→ **What is expected**
Report each line of the listing that carries the word "title".
====
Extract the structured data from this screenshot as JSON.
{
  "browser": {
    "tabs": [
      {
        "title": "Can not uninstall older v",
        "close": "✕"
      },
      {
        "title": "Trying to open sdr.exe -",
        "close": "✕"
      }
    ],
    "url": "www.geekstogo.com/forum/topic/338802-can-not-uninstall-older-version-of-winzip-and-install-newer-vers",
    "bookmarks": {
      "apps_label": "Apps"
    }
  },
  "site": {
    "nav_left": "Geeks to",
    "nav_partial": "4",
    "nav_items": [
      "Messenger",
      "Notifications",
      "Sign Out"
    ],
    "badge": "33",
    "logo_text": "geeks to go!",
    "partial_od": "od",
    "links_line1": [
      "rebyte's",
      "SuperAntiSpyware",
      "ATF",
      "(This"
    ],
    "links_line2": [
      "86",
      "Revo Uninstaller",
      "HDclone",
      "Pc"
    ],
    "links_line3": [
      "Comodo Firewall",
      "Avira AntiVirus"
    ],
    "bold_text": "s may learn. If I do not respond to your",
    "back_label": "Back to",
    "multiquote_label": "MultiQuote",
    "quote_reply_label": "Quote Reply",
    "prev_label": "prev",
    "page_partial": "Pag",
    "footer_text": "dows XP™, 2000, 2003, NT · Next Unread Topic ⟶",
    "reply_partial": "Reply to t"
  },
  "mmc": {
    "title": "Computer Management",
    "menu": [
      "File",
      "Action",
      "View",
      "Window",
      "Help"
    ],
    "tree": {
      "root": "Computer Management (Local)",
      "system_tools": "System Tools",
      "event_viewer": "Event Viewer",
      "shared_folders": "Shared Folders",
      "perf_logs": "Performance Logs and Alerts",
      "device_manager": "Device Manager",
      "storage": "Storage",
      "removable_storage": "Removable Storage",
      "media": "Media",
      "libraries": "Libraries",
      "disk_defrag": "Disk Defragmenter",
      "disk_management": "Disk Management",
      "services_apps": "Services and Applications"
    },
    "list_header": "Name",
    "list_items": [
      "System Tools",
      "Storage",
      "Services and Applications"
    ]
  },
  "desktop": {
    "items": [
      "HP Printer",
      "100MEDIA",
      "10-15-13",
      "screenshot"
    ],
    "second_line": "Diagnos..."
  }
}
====
→ **Solution to the exercise**
        "title": "Can not uninstall older v",
        "title": "Trying to open sdr.exe -",
    "title": "Computer Management",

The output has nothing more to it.